The waiting game is over. CSS3 is finally here. No longer a web designer’s pipe dream, this specification has finally caught on with modern, standards-compliant browsers. This means we get to start using many of these cutting-edge features today.

Thanks to Modernizr, now we can spend less time in our image editors in favor of leveraging the internal design features of the browser itself. The tedium of building out rounded corners, drop shadows, and custom typeface hackery (just to name a few) can now be eliminated with a few lines of code — much easier to maintain and update too. Unfortunately, adoption of these features varies widely across the vast browser landscape, especially amongst the older, more stubborn types (I’m looking at you, IE). So how do we move forward applying this polish without leaving some of our elderly acquaintances behind? Luckily for us, Modernizr provides the answer.

Modernizr is a wonderful little Javascript library that performs an array of feature checks for these new technologies within the end-user’s browser and informs us of its capabilities.

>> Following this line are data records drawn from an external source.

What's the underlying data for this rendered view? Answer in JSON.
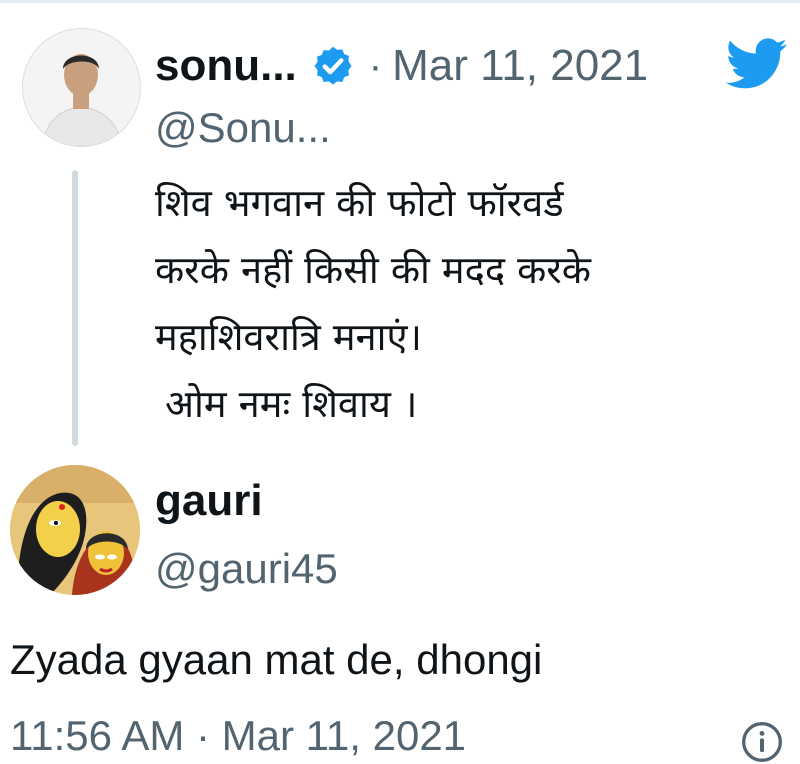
{
  "original_tweet": {
    "display_name": "sonu...",
    "handle": "@Sonu...",
    "separator": "·",
    "date": "Mar 11, 2021",
    "verified": true,
    "text_lines": [
      "शिव भगवान की फोटो फॉरवर्ड",
      "करके नहीं किसी की मदद करके",
      "महाशिवरात्रि मनाएं।",
      "ओम नमः शिवाय ।"
    ]
  },
  "reply_tweet": {
    "display_name": "gauri",
    "handle": "@gauri45",
    "text": "Zyada gyaan mat de, dhongi",
    "timestamp": "11:56 AM · Mar 11, 2021"
  },
  "icons": {
    "verified": "verified-badge-icon",
    "brand": "twitter-bird-icon",
    "info": "info-icon"
  },
  "colors": {
    "twitter_blue": "#1d9bf0",
    "text_primary": "#0f1419",
    "text_secondary": "#536471",
    "thread_line": "#cfd9de"
  }
}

Currently, Modernizr conducts a series of tests for over fifty new CSS3 and HTML5 features — all within a matter of microseconds. This information is returned to us for easy manipulation via convenient styling and scripting hooks. I’ll explain in detail how this works in just a moment. But first…

Getting Started

To begin, take a trip to Modernizr’s home page and download the development version. You may notice that it also comes packaged in a “production” flavor, which allows you to download an optimized file according to the feature checks of your choosing. However, the development version is filled to the brim with comments that may help you understand how this thing ticks from the inside out.

Once downloaded, you’ll want to include the script in the head of your web site like so (be sure to add the “no-js” class to the html element – this will provide an additional hook in the rare event that Javascript should be disabled):

<html class="no-js">
<script src="path/to/modernizr-2.x.js"></script>

Simple. That’s all there is to it. The rest is up to you, gentle web designer. Upon page load, Modernizr will replace the “no-js” with a slew of helper classes based upon the results of its feature tests. For example, if the user’s browser supports the CSS3 border-radius property it will append a “borderradius” class to the html element; if not, it will use “no-borderradius” instead. These dynamic classes can then be used in your stylesheets to bridge the browser generational gap, targeting the stylish cool kids without ditching support for the downtrodden has-beens — everyone wins.

A Real World Example:

One of my favorite CSS3 features is the relatively well supported box-shadow property.  Sadly, older browsers were not built with the ability to interpret the meaning of this property. So how do we make both parties happy? Modernizr’s helper classes to the rescue. For instance, say that I have a light-colored  <div>  (with an id of “box”) on the page that I’d like to set off from its similarly light-colored background with a drop shadow. Using CSS3, it’s a breeze:

.boxshadow div#box {
   -webkit-box-shadow: 0px 0px 4px #ffffff; /* Saf3-4 */
   -moz-box-shadow: 0px 0px 4px #ffffff; /* FF3.5 - 3.6 */
    box-shadow: 0px 0px 4px #ffffff; /* Opera 10.5, IE9, FF4+, Chrome 10+ */

But what about older, less capable browsers? We don’t want to hang these soon-to-be relics out to dry just yet. Since we’re unable to take advantage of the box-shadow property, we can resort to using the next best thing – a classic border. With the assistance of Modernizr we can now target the styles for these browsers as follows:

.no-boxshadow div#box {
   border: 2px solid #FFF;

A comparison of two CSS techniques for newer and older browsers

While it may lack the cool-factor of a CSS3 drop-shadow, a nice border will do the trick to create nice visual separation between this div and its background. This simple illustration serves to demonstrate the awesome flexibility that Modernizr affords the modern web designer.

A Word of Caution

It’s crucial to remember that Modernizr does not magically add these new bells and whistles to browsers that don’t yet support them (though there are some stop-gap, polyfill solutions if your project requires absolute conformity from browser to browser — please proceed with caution). What it does do, however, is provide us with a clever mechanism for progressively enhancing pages for those with capable browsers without breaking the user experience for those that don’t.